[Start of Attachment]

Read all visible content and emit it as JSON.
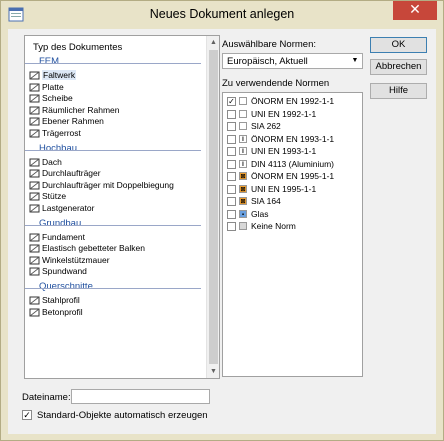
{
  "window": {
    "title": "Neues Dokument anlegen",
    "close_glyph": "✕"
  },
  "left_panel": {
    "header": "Typ des Dokumentes",
    "categories": [
      {
        "label": "FEM",
        "items": [
          {
            "label": "Faltwerk",
            "icon": "faltwerk-icon",
            "selected": true
          },
          {
            "label": "Platte",
            "icon": "platte-icon"
          },
          {
            "label": "Scheibe",
            "icon": "scheibe-icon"
          },
          {
            "label": "Räumlicher Rahmen",
            "icon": "raeumlicher-rahmen-icon"
          },
          {
            "label": "Ebener Rahmen",
            "icon": "ebener-rahmen-icon"
          },
          {
            "label": "Trägerrost",
            "icon": "traegerrost-icon"
          }
        ]
      },
      {
        "label": "Hochbau",
        "items": [
          {
            "label": "Dach",
            "icon": "dach-icon"
          },
          {
            "label": "Durchlaufträger",
            "icon": "durchlauftraeger-icon"
          },
          {
            "label": "Durchlaufträger mit Doppelbiegung",
            "icon": "durchlauftraeger-doppelbiegung-icon"
          },
          {
            "label": "Stütze",
            "icon": "stuetze-icon"
          },
          {
            "label": "Lastgenerator",
            "icon": "lastgenerator-icon"
          }
        ]
      },
      {
        "label": "Grundbau",
        "items": [
          {
            "label": "Fundament",
            "icon": "fundament-icon"
          },
          {
            "label": "Elastisch gebetteter Balken",
            "icon": "elastisch-gebetteter-balken-icon"
          },
          {
            "label": "Winkelstützmauer",
            "icon": "winkelstuetzmauer-icon"
          },
          {
            "label": "Spundwand",
            "icon": "spundwand-icon"
          }
        ]
      },
      {
        "label": "Querschnitte",
        "items": [
          {
            "label": "Stahlprofil",
            "icon": "stahlprofil-icon"
          },
          {
            "label": "Betonprofil",
            "icon": "betonprofil-icon"
          }
        ]
      }
    ]
  },
  "norms": {
    "available_label": "Auswählbare Normen:",
    "selected_value": "Europäisch, Aktuell",
    "used_label": "Zu verwendende Normen",
    "items": [
      {
        "label": "ÖNORM EN 1992-1-1",
        "checked": true,
        "icon": "concrete-icon",
        "mark": "",
        "color": "#ffffff"
      },
      {
        "label": "UNI EN 1992-1-1",
        "checked": false,
        "icon": "concrete-icon",
        "mark": "",
        "color": "#ffffff"
      },
      {
        "label": "SIA 262",
        "checked": false,
        "icon": "concrete-icon",
        "mark": "",
        "color": "#ffffff"
      },
      {
        "label": "ÖNORM EN 1993-1-1",
        "checked": false,
        "icon": "steel-icon",
        "mark": "I",
        "color": "#ffffff"
      },
      {
        "label": "UNI EN 1993-1-1",
        "checked": false,
        "icon": "steel-icon",
        "mark": "I",
        "color": "#ffffff"
      },
      {
        "label": "DIN 4113 (Aluminium)",
        "checked": false,
        "icon": "aluminium-icon",
        "mark": "I",
        "color": "#ffffff"
      },
      {
        "label": "ÖNORM EN 1995-1-1",
        "checked": false,
        "icon": "timber-icon",
        "mark": "⊠",
        "color": "#f0a030"
      },
      {
        "label": "UNI EN 1995-1-1",
        "checked": false,
        "icon": "timber-icon",
        "mark": "⊠",
        "color": "#f0a030"
      },
      {
        "label": "SIA 164",
        "checked": false,
        "icon": "timber-icon",
        "mark": "⊠",
        "color": "#f0a030"
      },
      {
        "label": "Glas",
        "checked": false,
        "icon": "glass-icon",
        "mark": "▪",
        "color": "#6aa0e0"
      },
      {
        "label": "Keine Norm",
        "checked": false,
        "icon": "none-icon",
        "mark": "",
        "color": "#d8d8d8"
      }
    ]
  },
  "buttons": {
    "ok": "OK",
    "cancel": "Abbrechen",
    "help": "Hilfe"
  },
  "footer": {
    "filename_label": "Dateiname:",
    "filename_value": "",
    "auto_objects_label": "Standard-Objekte automatisch erzeugen",
    "auto_objects_checked": true
  },
  "colors": {
    "window_border": "#e8e3c8",
    "category": "#1f4f9f",
    "close": "#c7473a"
  }
}
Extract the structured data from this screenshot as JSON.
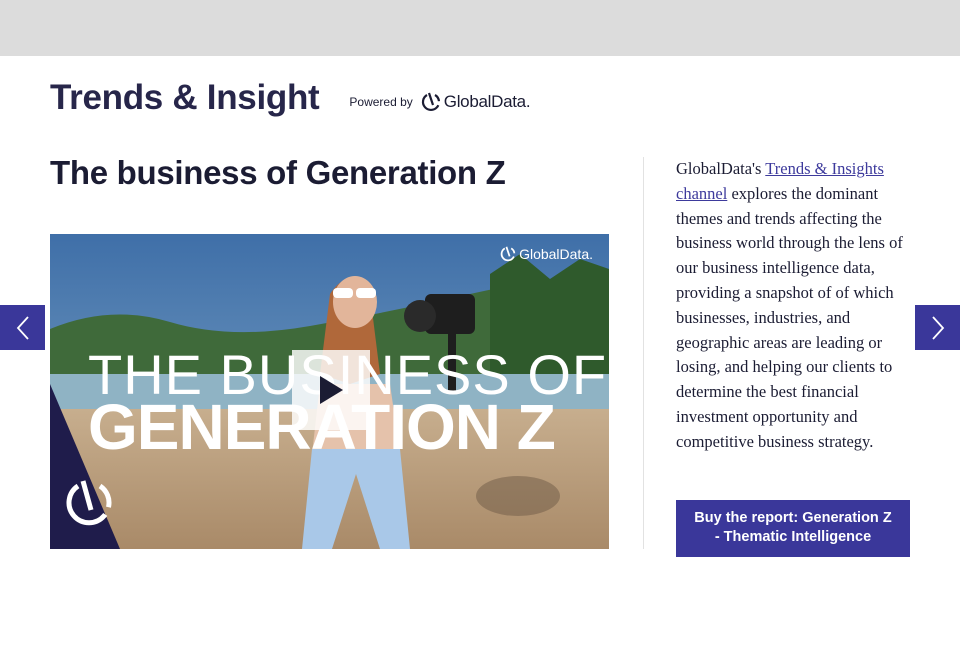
{
  "header": {
    "brand_title": "Trends & Insight",
    "powered_by_label": "Powered by",
    "logo_text": "GlobalData."
  },
  "article": {
    "title": "The business of Generation Z"
  },
  "video": {
    "title_line1": "THE BUSINESS OF",
    "title_line2": "GENERATION Z",
    "watermark_text": "GlobalData.",
    "play_icon": "play-icon"
  },
  "sidebar": {
    "desc_prefix": "GlobalData's ",
    "link_text": "Trends & Insights channel",
    "desc_suffix": " explores the dominant themes and trends affecting the business world through the lens of our business intelligence data, providing a snapshot of of which businesses, industries, and geographic areas are leading or losing, and helping our clients to determine the best financial investment opportunity and competitive business strategy.",
    "buy_button_label": "Buy the report: Generation Z - Thematic Intelligence"
  },
  "carousel": {
    "prev_icon": "chevron-left-icon",
    "next_icon": "chevron-right-icon"
  },
  "colors": {
    "accent": "#3a379a",
    "brand_title": "#27264a",
    "top_band": "#dcdcdc"
  }
}
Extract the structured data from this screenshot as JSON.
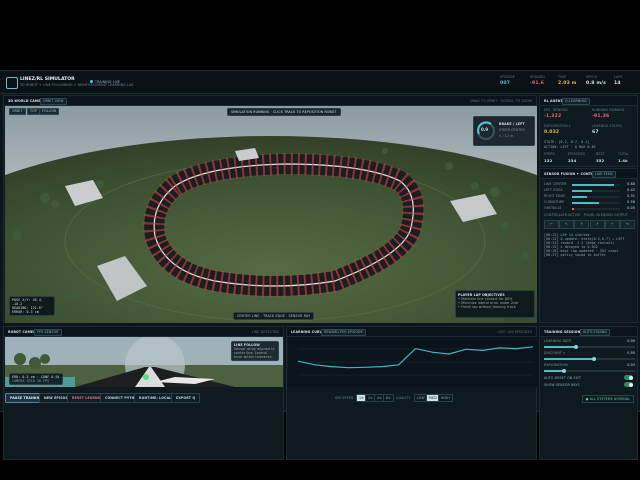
{
  "app": {
    "title": "LINEZ/RL SIMULATOR",
    "subtitle": "3D ROBOT + LINE FOLLOWING + REINFORCEMENT LEARNING LAB",
    "status": "TRAINING LIVE",
    "metrics": [
      {
        "label": "EPISODE",
        "value": "007",
        "color": "#4fc6d2"
      },
      {
        "label": "REWARD",
        "value": "-91.6",
        "color": "#e06b6b"
      },
      {
        "label": "TIME",
        "value": "2.03 m",
        "color": "#e8b45a"
      },
      {
        "label": "SPEED",
        "value": "0.8 m/s",
        "color": "#d9e8ec"
      },
      {
        "label": "LAPS",
        "value": "14",
        "color": "#d9e8ec"
      }
    ]
  },
  "world": {
    "title": "3D WORLD CAMERA",
    "tag": "ORBIT VIEW",
    "right_info": "DRAG TO ORBIT · SCROLL TO ZOOM",
    "view_buttons": [
      "ORBIT",
      "TOP",
      "FOLLOW"
    ],
    "hint": "SIMULATION RUNNING · CLICK TRACK TO REPOSITION ROBOT",
    "speed_gauge": {
      "value": "0.9",
      "unit": "m/s",
      "label": "BRAKE / LEFT",
      "detail": "STEER CENTER",
      "extra": "4 / 12 m"
    },
    "telemetry": [
      "POSE X/Y: 45.4, -10.2",
      "HEADING: 121.6°",
      "ERROR: 0.3 cm"
    ],
    "legend": [
      "CENTER LINE",
      "TRACK EDGE",
      "SENSOR RAY"
    ],
    "objectives_title": "PLAYER LAP OBJECTIVES",
    "objectives": [
      "• Maintain line contact for 80%",
      "• Minimize lateral error under 2cm",
      "• Finish lap without leaving track"
    ]
  },
  "agent": {
    "title": "RL AGENT",
    "tag": "Q-LEARNING",
    "stats": [
      {
        "label": "EPS. REWARD",
        "value": "-1,322",
        "color": "#e06b6b"
      },
      {
        "label": "RUNNING REWARD",
        "value": "-91.36",
        "color": "#e06b6b"
      },
      {
        "label": "EXPLORATION ε",
        "value": "0.032",
        "color": "#e8b45a"
      },
      {
        "label": "LEARNED STATES",
        "value": "67",
        "color": "#d9e8ec"
      }
    ],
    "state_line": "STATE: [0.2, 0.7, 0.1]",
    "action_line": "ACTION: LEFT · Q MAX 0.82",
    "counters": [
      {
        "label": "STEPS",
        "value": "132"
      },
      {
        "label": "EPISODES",
        "value": "234"
      },
      {
        "label": "BEST",
        "value": "352"
      },
      {
        "label": "TOTAL",
        "value": "1.4k"
      }
    ]
  },
  "sensor": {
    "title": "SENSOR FUSION + CONTROL",
    "tag": "LIVE FEED",
    "bars": [
      {
        "label": "LINE CENTER",
        "value": "0.88",
        "fill": 0.88
      },
      {
        "label": "LEFT EDGE",
        "value": "0.42",
        "fill": 0.42
      },
      {
        "label": "RIGHT EDGE",
        "value": "0.31",
        "fill": 0.31
      },
      {
        "label": "CURVATURE",
        "value": "0.56",
        "fill": 0.56
      },
      {
        "label": "OBSTACLE",
        "value": "0.05",
        "fill": 0.05
      }
    ],
    "controller": "CONTROLLER ACTIVE · PID/RL BLENDED OUTPUT",
    "actions": [
      "←",
      "↖",
      "↑",
      "↗",
      "→",
      "⟲"
    ],
    "log": [
      "[00:12] LAP 14 started",
      "[00:13] Q-update: state(0.2,0.7) → LEFT",
      "[00:14] reward -1.2 (edge contact)",
      "[00:15] ε decayed to 0.032",
      "[00:16] best lap updated · 352 steps",
      "[00:17] policy saved to buffer"
    ]
  },
  "robot": {
    "title": "ROBOT CAMERA",
    "tag": "FPV SENSOR",
    "right_info": "LINE DETECTED",
    "overlay_title": "LINE FOLLOW",
    "overlay_text": "Sensor array aligned to center line. Lateral error within tolerance.",
    "readout": "ERR: 0.3 cm · CONF 0.94",
    "readout2": "CAMERA FEED 30 FPS"
  },
  "curve": {
    "title": "LEARNING CURVE",
    "tag": "REWARD PER EPISODE",
    "right_info": "LAST 100 EPISODES",
    "series": [
      -0.45,
      -0.55,
      -0.6,
      -0.63,
      -0.62,
      -0.6,
      -0.55,
      -0.1,
      -0.2,
      -0.25,
      -0.12,
      -0.15,
      -0.08,
      -0.1,
      -0.05
    ]
  },
  "session": {
    "title": "TRAINING SESSION",
    "tag": "AUTO-TUNING",
    "sliders": [
      {
        "label": "LEARNING RATE",
        "value": "0.05",
        "fill": 0.35
      },
      {
        "label": "DISCOUNT γ",
        "value": "0.95",
        "fill": 0.55
      },
      {
        "label": "EXPLORATION",
        "value": "0.03",
        "fill": 0.22
      }
    ],
    "toggles": [
      "AUTO-RESET ON EXIT",
      "SHOW SENSOR RAYS"
    ]
  },
  "footer": {
    "buttons": [
      "PAUSE TRAINING",
      "NEW EPISODE",
      "RESET LEARNING",
      "CONNECT PYTHON",
      "RUNTIME: LOCAL JS",
      "EXPORT Q"
    ],
    "speed_label": "SIM SPEED",
    "speed_options": [
      "1×",
      "2×",
      "4×",
      "8×"
    ],
    "quality_label": "QUALITY",
    "quality_options": [
      "LOW",
      "MED",
      "HIGH"
    ],
    "status": "● ALL SYSTEMS NOMINAL"
  }
}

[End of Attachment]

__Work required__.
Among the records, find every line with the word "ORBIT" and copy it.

__Response__.
    "tag": "ORBIT VIEW",
    "right_info": "DRAG TO ORBIT · SCROLL TO ZOOM",
      "ORBIT",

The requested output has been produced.